**Task description**
Go over the entries and report the lines where the word "kind" occurs.

**Input records**
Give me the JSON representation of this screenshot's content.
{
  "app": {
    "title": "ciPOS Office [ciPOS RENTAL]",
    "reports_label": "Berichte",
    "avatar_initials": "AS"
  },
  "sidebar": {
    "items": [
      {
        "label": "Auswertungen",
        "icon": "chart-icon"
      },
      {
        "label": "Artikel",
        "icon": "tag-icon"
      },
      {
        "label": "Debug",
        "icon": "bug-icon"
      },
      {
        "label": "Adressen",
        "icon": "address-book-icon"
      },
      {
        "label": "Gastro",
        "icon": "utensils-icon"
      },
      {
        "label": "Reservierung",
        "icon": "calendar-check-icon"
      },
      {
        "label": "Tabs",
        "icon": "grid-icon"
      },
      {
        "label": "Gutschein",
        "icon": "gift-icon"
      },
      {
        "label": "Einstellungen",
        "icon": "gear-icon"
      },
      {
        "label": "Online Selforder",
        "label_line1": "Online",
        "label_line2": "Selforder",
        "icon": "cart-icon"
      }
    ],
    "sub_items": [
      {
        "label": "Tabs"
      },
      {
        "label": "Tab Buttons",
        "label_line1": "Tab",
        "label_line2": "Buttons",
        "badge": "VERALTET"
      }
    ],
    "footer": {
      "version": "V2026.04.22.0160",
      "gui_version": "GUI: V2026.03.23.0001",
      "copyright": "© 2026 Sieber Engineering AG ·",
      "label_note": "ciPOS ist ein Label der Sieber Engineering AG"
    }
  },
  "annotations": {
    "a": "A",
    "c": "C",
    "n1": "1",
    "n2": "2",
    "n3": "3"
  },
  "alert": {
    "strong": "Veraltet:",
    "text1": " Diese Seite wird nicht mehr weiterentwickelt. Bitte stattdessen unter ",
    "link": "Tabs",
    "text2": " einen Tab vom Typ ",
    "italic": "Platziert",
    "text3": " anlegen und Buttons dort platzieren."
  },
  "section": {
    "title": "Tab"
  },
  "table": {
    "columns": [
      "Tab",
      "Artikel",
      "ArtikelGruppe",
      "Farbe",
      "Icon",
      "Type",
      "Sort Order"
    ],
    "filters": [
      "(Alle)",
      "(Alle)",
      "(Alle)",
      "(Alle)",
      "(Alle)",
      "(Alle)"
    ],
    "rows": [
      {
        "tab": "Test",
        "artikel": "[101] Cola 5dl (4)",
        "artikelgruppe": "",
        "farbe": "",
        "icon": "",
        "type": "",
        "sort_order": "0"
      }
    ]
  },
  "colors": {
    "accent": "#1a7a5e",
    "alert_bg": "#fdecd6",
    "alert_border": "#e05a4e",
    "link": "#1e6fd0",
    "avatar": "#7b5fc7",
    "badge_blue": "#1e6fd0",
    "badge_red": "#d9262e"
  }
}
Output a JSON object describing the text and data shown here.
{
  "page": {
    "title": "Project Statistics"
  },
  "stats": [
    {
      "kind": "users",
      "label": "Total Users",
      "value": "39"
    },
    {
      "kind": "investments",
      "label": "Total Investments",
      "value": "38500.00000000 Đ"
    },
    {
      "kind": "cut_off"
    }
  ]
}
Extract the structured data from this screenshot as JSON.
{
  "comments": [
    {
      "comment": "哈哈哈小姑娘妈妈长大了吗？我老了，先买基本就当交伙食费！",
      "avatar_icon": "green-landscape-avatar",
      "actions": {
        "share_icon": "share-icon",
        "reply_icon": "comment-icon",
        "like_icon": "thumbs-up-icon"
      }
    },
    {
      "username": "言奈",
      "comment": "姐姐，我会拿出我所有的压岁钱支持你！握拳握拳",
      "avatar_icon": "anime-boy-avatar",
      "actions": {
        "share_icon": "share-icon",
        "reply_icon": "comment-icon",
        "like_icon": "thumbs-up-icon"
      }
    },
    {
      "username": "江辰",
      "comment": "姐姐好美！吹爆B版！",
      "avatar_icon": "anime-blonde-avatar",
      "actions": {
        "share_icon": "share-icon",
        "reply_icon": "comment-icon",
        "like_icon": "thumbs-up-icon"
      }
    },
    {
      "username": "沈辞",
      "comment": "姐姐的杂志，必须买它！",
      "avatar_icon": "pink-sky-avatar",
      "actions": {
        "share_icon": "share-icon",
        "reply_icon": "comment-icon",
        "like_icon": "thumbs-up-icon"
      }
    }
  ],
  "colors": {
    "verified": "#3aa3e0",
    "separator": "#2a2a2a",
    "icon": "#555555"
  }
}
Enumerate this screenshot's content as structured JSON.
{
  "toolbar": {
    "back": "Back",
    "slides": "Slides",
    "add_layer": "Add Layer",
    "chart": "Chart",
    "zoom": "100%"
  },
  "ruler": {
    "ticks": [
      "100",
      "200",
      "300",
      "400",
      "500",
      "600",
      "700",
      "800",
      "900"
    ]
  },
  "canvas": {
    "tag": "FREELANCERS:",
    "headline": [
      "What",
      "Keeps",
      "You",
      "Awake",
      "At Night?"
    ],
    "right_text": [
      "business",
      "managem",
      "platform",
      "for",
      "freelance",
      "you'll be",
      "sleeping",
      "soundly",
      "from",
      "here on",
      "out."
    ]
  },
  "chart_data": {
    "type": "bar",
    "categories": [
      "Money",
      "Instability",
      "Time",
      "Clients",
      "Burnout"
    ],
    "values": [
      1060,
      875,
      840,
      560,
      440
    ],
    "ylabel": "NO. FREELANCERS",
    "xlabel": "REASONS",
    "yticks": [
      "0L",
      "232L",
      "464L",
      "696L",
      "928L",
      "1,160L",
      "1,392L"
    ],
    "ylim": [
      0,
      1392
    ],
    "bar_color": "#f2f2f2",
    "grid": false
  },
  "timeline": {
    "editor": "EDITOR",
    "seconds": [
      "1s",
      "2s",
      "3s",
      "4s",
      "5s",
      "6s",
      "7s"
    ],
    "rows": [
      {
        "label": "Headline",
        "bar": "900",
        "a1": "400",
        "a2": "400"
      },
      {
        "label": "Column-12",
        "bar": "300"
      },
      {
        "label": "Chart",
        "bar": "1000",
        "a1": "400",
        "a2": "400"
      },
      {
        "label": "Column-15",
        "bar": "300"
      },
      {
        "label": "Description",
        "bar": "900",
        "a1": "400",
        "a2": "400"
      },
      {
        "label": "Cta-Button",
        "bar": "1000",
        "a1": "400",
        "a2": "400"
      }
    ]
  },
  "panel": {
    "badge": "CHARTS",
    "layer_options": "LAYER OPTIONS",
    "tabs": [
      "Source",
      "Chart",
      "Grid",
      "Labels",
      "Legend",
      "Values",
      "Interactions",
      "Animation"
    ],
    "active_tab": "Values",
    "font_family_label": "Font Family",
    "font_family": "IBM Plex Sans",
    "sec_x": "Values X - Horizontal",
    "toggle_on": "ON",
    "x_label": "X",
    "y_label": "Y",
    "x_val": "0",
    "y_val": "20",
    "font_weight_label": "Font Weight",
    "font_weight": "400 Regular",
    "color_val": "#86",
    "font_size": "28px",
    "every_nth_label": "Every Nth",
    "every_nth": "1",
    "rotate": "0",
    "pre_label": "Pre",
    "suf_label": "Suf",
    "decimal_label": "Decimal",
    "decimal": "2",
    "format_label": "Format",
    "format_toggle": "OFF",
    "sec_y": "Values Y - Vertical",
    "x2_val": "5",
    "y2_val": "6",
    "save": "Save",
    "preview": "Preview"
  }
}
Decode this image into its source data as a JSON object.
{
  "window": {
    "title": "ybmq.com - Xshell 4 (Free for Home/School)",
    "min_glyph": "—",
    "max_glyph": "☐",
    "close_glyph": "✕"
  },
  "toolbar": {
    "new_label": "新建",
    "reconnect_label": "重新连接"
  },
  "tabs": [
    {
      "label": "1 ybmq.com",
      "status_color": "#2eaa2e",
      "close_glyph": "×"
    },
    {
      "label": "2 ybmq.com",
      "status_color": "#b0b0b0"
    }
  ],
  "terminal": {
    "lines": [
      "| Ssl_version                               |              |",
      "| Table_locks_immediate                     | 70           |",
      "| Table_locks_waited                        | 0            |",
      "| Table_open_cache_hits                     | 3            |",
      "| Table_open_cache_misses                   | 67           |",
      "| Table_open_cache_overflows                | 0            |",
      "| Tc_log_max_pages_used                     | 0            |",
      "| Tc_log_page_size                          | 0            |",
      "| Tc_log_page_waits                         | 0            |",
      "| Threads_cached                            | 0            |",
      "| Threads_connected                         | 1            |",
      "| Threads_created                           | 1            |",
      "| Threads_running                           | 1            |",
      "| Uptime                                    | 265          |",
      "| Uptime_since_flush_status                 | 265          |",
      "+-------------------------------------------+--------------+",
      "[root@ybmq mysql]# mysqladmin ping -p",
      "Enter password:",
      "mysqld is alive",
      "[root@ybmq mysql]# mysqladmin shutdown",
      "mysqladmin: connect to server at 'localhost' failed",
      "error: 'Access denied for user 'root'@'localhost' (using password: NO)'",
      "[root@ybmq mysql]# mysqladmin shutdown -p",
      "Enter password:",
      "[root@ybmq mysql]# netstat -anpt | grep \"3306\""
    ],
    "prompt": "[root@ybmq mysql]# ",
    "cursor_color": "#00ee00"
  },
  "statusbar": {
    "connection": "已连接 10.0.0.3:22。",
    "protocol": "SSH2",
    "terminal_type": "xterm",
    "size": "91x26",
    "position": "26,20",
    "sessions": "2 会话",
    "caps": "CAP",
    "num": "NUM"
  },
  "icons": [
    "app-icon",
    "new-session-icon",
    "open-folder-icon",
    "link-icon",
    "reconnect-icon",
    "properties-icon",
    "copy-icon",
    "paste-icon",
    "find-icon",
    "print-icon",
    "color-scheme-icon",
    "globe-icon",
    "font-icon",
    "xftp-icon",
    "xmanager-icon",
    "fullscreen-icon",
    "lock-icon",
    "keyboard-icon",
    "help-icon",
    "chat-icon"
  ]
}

**Expected output**
      "kind": "users",
      "kind": "investments",
      "kind": "cut_off"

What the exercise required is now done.